> _WHAT NEEDS TO BE DONE_: Reading the data below, count the lines that carry the string "mindet". Give nothing but the count.

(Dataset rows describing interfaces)
::::

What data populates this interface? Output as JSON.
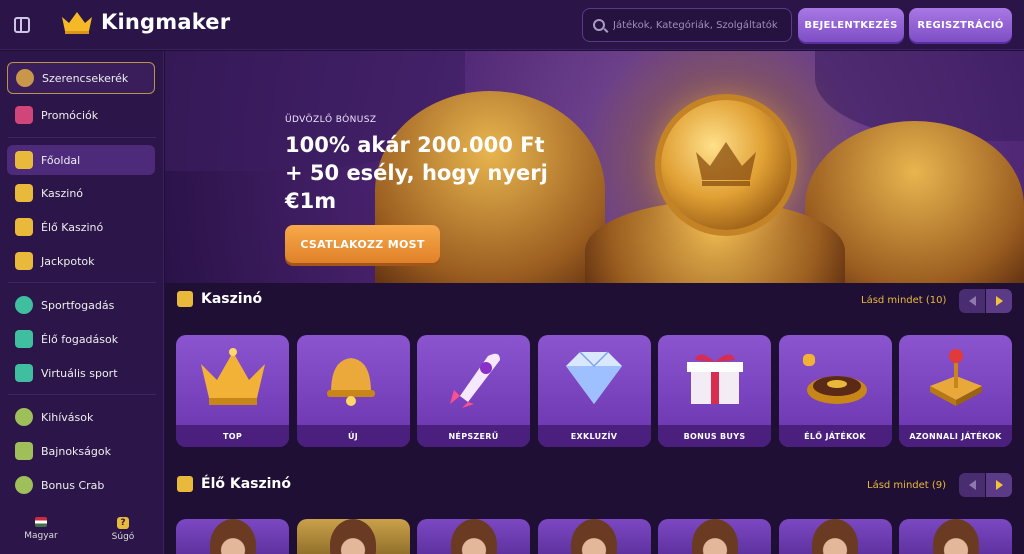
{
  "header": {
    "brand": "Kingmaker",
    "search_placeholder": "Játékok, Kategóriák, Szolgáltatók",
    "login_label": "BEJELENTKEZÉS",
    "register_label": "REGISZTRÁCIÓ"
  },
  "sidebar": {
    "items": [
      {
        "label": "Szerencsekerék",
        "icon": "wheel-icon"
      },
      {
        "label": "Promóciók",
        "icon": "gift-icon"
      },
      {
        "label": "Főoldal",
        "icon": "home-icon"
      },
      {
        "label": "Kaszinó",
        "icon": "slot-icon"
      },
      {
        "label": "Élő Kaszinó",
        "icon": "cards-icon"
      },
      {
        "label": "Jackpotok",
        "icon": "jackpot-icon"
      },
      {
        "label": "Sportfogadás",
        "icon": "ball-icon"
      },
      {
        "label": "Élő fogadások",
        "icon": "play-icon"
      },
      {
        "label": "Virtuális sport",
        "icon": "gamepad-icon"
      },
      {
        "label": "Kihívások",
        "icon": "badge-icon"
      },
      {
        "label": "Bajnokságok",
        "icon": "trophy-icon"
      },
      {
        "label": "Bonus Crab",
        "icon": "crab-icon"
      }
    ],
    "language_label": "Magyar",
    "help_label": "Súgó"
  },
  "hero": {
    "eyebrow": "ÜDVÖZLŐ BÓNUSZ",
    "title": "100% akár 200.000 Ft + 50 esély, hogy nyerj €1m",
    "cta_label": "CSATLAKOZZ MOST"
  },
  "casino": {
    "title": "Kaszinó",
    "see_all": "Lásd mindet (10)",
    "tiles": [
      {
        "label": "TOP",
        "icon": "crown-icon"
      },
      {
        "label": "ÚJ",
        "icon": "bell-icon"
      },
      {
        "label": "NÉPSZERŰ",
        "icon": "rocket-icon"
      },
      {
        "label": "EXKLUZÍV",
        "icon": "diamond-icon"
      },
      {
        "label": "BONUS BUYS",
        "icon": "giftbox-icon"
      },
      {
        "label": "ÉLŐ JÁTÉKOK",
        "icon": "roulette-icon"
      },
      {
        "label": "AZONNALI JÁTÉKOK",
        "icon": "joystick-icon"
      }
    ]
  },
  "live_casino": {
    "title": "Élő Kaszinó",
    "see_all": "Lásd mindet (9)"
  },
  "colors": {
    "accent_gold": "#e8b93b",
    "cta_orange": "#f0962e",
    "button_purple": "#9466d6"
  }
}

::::

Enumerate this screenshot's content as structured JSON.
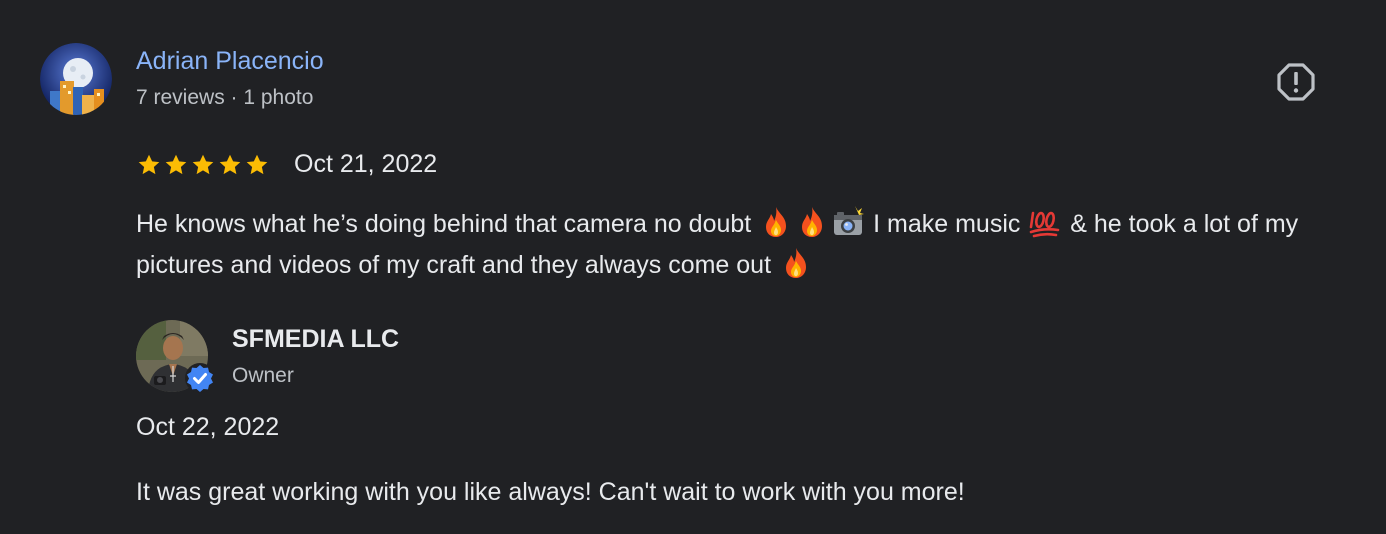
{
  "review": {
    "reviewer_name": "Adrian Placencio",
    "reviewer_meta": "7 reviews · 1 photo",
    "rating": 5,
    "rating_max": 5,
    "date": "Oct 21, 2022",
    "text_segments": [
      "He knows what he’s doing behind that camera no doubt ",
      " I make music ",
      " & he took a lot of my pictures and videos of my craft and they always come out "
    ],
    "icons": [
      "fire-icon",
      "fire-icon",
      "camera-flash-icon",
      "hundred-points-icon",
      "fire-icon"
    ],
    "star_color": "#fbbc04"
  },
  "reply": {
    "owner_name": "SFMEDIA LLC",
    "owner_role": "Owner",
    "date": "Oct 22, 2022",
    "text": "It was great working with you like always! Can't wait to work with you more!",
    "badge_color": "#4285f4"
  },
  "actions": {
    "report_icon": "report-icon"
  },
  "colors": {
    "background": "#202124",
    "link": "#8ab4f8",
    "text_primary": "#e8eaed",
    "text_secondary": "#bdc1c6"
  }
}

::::

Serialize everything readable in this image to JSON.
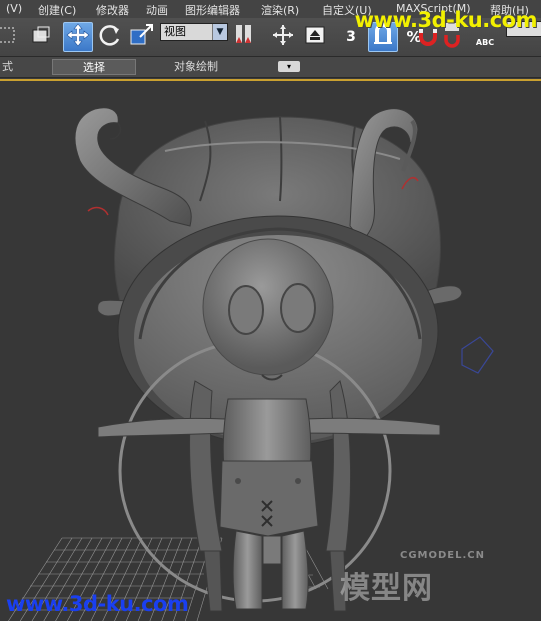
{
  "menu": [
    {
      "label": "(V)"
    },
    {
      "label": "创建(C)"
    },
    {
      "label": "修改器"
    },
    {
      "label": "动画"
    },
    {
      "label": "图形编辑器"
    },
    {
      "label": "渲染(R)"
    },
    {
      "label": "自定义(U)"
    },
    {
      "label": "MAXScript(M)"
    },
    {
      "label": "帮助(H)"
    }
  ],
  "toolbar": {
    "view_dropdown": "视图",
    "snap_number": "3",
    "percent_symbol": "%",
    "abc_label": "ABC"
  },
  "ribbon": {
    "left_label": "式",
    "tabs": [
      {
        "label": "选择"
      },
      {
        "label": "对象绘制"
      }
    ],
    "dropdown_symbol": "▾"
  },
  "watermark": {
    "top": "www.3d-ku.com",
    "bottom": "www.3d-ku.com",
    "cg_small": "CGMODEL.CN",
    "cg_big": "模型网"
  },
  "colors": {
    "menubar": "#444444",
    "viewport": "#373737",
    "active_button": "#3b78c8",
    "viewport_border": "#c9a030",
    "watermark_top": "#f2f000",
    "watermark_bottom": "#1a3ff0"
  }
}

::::

> _SOLUTION TO THIS TASK_: 2